Discussing where Indonesians like to travel in Japan, snow is a deciding factor, he explained. “Mount Fuji, Sapporo, Nagano, and Yuzawa. … Heritage sites such as Shirakawa-go are increasingly popular; during the winter you’ll find many Indonesians staying there. In fact, I want to go to Shirakawa-go for a couple of nights myself,” he said with a laugh.

An ease on tourism visa restrictions and low-cost carrier flights also played a role in attracting more Indonesians to this country, he observed. As Japanese food such as sushi, as well as animation and the country’s safety and cleanliness appeal to Indonesians, Tasrif commends efforts made concerning halal food options, as Indonesia is home to the largest Muslim population in the world. “This effort not only attracts more Indonesians, but also other Muslim visitors,” he added.

Thinking back to his original time in Yokohama, the ambassador stresses the importance of making friends when moving to a new country.
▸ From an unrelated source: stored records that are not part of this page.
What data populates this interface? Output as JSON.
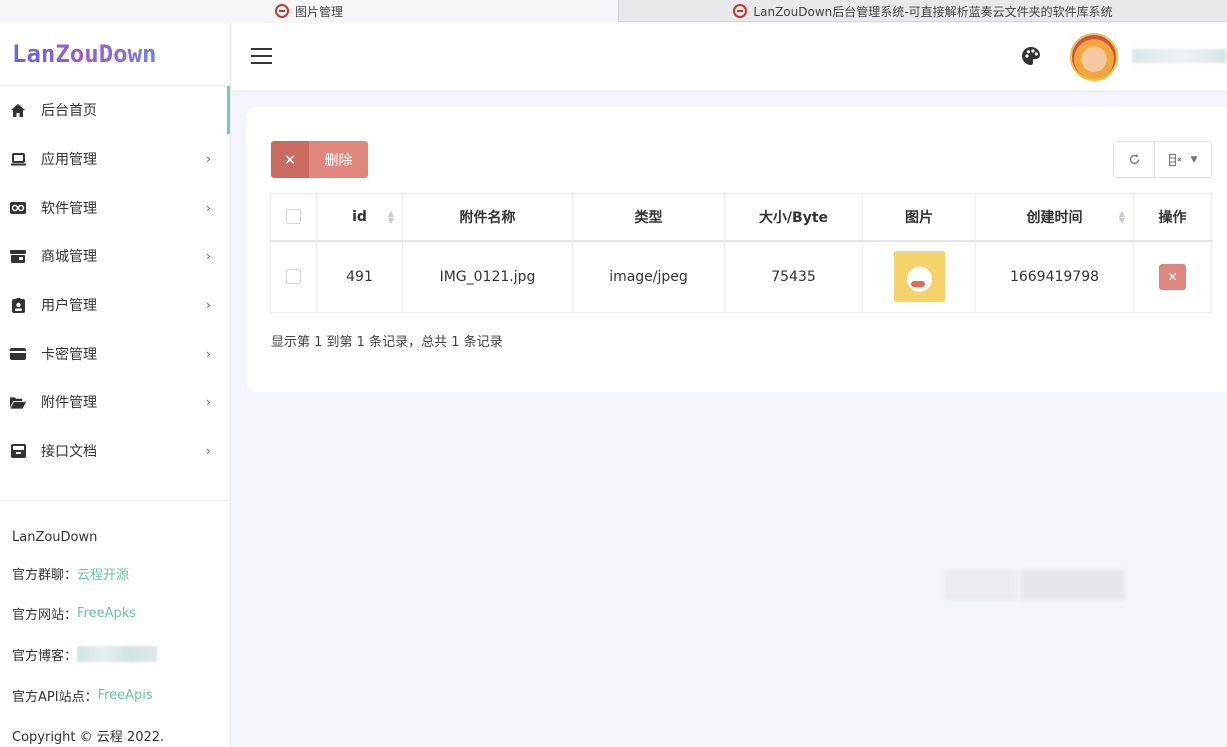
{
  "browser": {
    "tabs": [
      {
        "title": "图片管理",
        "active": true
      },
      {
        "title": "LanZouDown后台管理系统-可直接解析蓝奏云文件夹的软件库系统",
        "active": false
      }
    ]
  },
  "sidebar": {
    "logo": "LanZouDown",
    "items": [
      {
        "label": "后台首页",
        "icon": "home-icon",
        "has_submenu": false,
        "active": true
      },
      {
        "label": "应用管理",
        "icon": "laptop-icon",
        "has_submenu": true
      },
      {
        "label": "软件管理",
        "icon": "infinity-icon",
        "has_submenu": true
      },
      {
        "label": "商城管理",
        "icon": "store-icon",
        "has_submenu": true
      },
      {
        "label": "用户管理",
        "icon": "id-badge-icon",
        "has_submenu": true
      },
      {
        "label": "卡密管理",
        "icon": "credit-card-icon",
        "has_submenu": true
      },
      {
        "label": "附件管理",
        "icon": "folder-open-icon",
        "has_submenu": true
      },
      {
        "label": "接口文档",
        "icon": "inbox-icon",
        "has_submenu": true
      }
    ],
    "footer": {
      "brand": "LanZouDown",
      "group_label": "官方群聊：",
      "group_link": "云程开源",
      "site_label": "官方网站：",
      "site_link": "FreeApks",
      "blog_label": "官方博客：",
      "api_label": "官方API站点：",
      "api_link": "FreeApis",
      "copyright": "Copyright © 云程 2022."
    }
  },
  "header": {
    "menu_toggle": "hamburger-icon",
    "theme_icon": "palette-icon"
  },
  "toolbar": {
    "delete_label": "删除",
    "delete_icon": "✕"
  },
  "table": {
    "columns": [
      "id",
      "附件名称",
      "类型",
      "大小/Byte",
      "图片",
      "创建时间",
      "操作"
    ],
    "rows": [
      {
        "id": "491",
        "name": "IMG_0121.jpg",
        "type": "image/jpeg",
        "size": "75435",
        "created": "1669419798"
      }
    ]
  },
  "pagination": {
    "info": "显示第 1 到第 1 条记录，总共 1 条记录"
  },
  "colors": {
    "accent": "#7fc7b5",
    "danger": "#e0877d",
    "danger_dark": "#c96b61",
    "link": "#6cc3a7"
  }
}
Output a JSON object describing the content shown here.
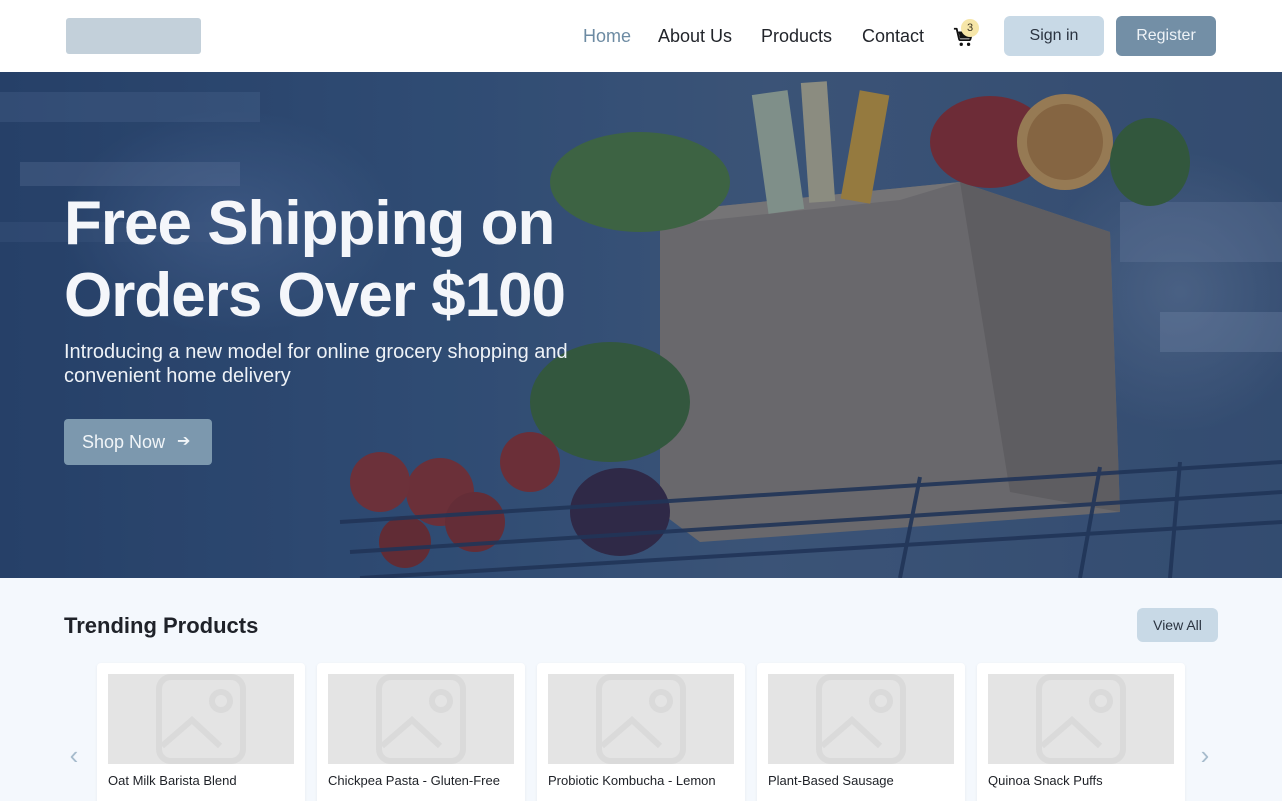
{
  "header": {
    "logo": "logo",
    "nav": [
      {
        "label": "Home",
        "active": true
      },
      {
        "label": "About Us",
        "active": false
      },
      {
        "label": "Products",
        "active": false
      },
      {
        "label": "Contact",
        "active": false
      }
    ],
    "cart_icon": "cart-icon",
    "cart_count": "3",
    "sign_in_label": "Sign in",
    "register_label": "Register"
  },
  "hero": {
    "title": "Free Shipping on Orders Over $100",
    "subtitle": "Introducing a new model for online grocery shopping and convenient home delivery",
    "cta_label": "Shop Now",
    "cta_icon": "arrow-right-icon"
  },
  "trending": {
    "title": "Trending Products",
    "view_all_label": "View All",
    "prev_icon": "chevron-left-icon",
    "next_icon": "chevron-right-icon",
    "products": [
      {
        "name": "Oat Milk Barista Blend",
        "image_icon": "image-placeholder-icon"
      },
      {
        "name": "Chickpea Pasta - Gluten-Free",
        "image_icon": "image-placeholder-icon"
      },
      {
        "name": "Probiotic Kombucha - Lemon",
        "image_icon": "image-placeholder-icon"
      },
      {
        "name": "Plant-Based Sausage",
        "image_icon": "image-placeholder-icon"
      },
      {
        "name": "Quinoa Snack Puffs",
        "image_icon": "image-placeholder-icon"
      }
    ]
  },
  "colors": {
    "accent": "#738fa6",
    "accent_light": "#c8d9e6",
    "nav_active": "#6d8ba3",
    "page_bg": "#f4f8fd"
  }
}
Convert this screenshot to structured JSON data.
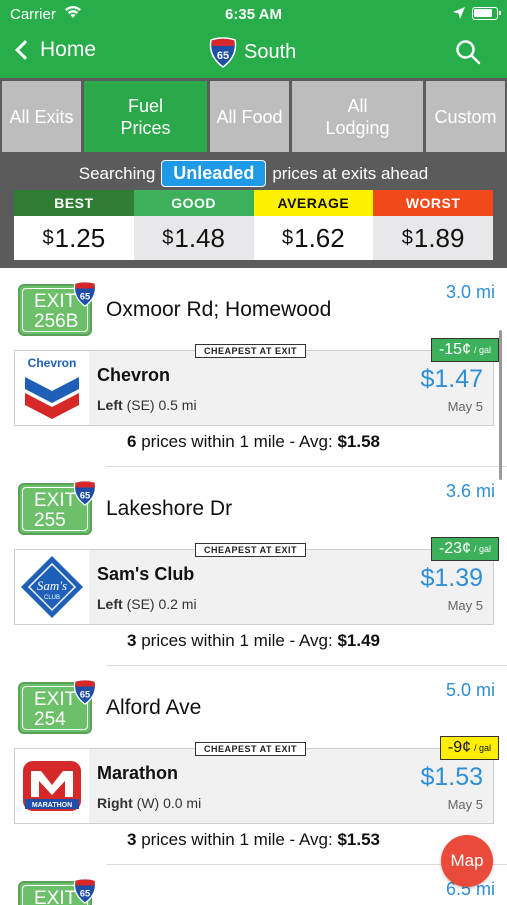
{
  "status": {
    "carrier": "Carrier",
    "time": "6:35 AM"
  },
  "nav": {
    "back_label": "Home",
    "route_number": "65",
    "direction": "South"
  },
  "tabs": [
    {
      "label": "All Exits",
      "active": false
    },
    {
      "label": "Fuel Prices",
      "active": true
    },
    {
      "label": "All Food",
      "active": false
    },
    {
      "label": "All Lodging",
      "active": false
    },
    {
      "label": "Custom",
      "active": false
    }
  ],
  "search": {
    "prefix": "Searching",
    "fuel_type": "Unleaded",
    "suffix": "prices at exits ahead"
  },
  "price_summary": [
    {
      "label": "BEST",
      "dollar": "$",
      "value": "1.25",
      "color": "#2e7d32"
    },
    {
      "label": "GOOD",
      "dollar": "$",
      "value": "1.48",
      "color": "#3cb05a"
    },
    {
      "label": "AVERAGE",
      "dollar": "$",
      "value": "1.62",
      "color": "#fff200"
    },
    {
      "label": "WORST",
      "dollar": "$",
      "value": "1.89",
      "color": "#f04a1a"
    }
  ],
  "exits": [
    {
      "exit_label": "EXIT",
      "exit_number": "256B",
      "route": "65",
      "name": "Oxmoor Rd; Homewood",
      "distance": "3.0 mi",
      "station": {
        "brand": "Chevron",
        "logo": "chevron-logo",
        "side": "Left",
        "side_detail": "(SE) 0.5 mi",
        "price": "$1.47",
        "date": "May 5",
        "badge": "CHEAPEST AT EXIT",
        "savings": "-15¢",
        "savings_unit": "/ gal",
        "savings_color": "green"
      },
      "summary_count": "6",
      "summary_text": "prices within 1 mile - Avg:",
      "summary_avg": "$1.58"
    },
    {
      "exit_label": "EXIT",
      "exit_number": "255",
      "route": "65",
      "name": "Lakeshore Dr",
      "distance": "3.6 mi",
      "station": {
        "brand": "Sam's Club",
        "logo": "sams-club-logo",
        "side": "Left",
        "side_detail": "(SE) 0.2 mi",
        "price": "$1.39",
        "date": "May 5",
        "badge": "CHEAPEST AT EXIT",
        "savings": "-23¢",
        "savings_unit": "/ gal",
        "savings_color": "green"
      },
      "summary_count": "3",
      "summary_text": "prices within 1 mile - Avg:",
      "summary_avg": "$1.49"
    },
    {
      "exit_label": "EXIT",
      "exit_number": "254",
      "route": "65",
      "name": "Alford Ave",
      "distance": "5.0 mi",
      "station": {
        "brand": "Marathon",
        "logo": "marathon-logo",
        "side": "Right",
        "side_detail": "(W) 0.0 mi",
        "price": "$1.53",
        "date": "May 5",
        "badge": "CHEAPEST AT EXIT",
        "savings": "-9¢",
        "savings_unit": "/ gal",
        "savings_color": "yellow"
      },
      "summary_count": "3",
      "summary_text": "prices within 1 mile - Avg:",
      "summary_avg": "$1.53"
    },
    {
      "exit_label": "EXIT",
      "exit_number": "",
      "route": "65",
      "name": "",
      "distance": "6.5 mi"
    }
  ],
  "map_button": "Map"
}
Some things have changed since 1986 — “Google Maps makes it easy to get anywhere,” and others less so — “prices have pretty much remained the same,” but having friends and a network you can rely on for support, he noted, is necessary and should always be a constant.


Making the leap from business to diplomacy

An Indonesian professional with a background in chemical engineering, Ambassador of Indonesia to Japan Arifin Tasrif graduated from the Bandung Institute of Technology with a degree in the same field in 1977. He later served as PT Rekayasa Industri’s director of business for six years before taking on the role of president director PT Petrokimia Gresik from 2001 to 2010. Following this, he was appointed president director of Indonesia’s state-owned raw materials and fertilizer manufacturer-distributor PT Pupuk Indonesia Holding Co. In 2011, he received an Honorary Fellowship Award from AFEO, or the Association of Southeast Asian Nations (ASEAN) Federation of Engineering Organization, for his professional contributions as an engineer in Indonesia and the ASEAN region. Tasrif was officially appointed as ambassador of the Republic of Indonesia to Japan by Indonesian President Joko Widodo on March 13, 2017. The ambassador is married and has three children. One of his favorite pastimes is walking around the backstreets of Tokyo.

The Big Questions is a Monday interview series showcasing prominent figures who have a strong connection to Japan.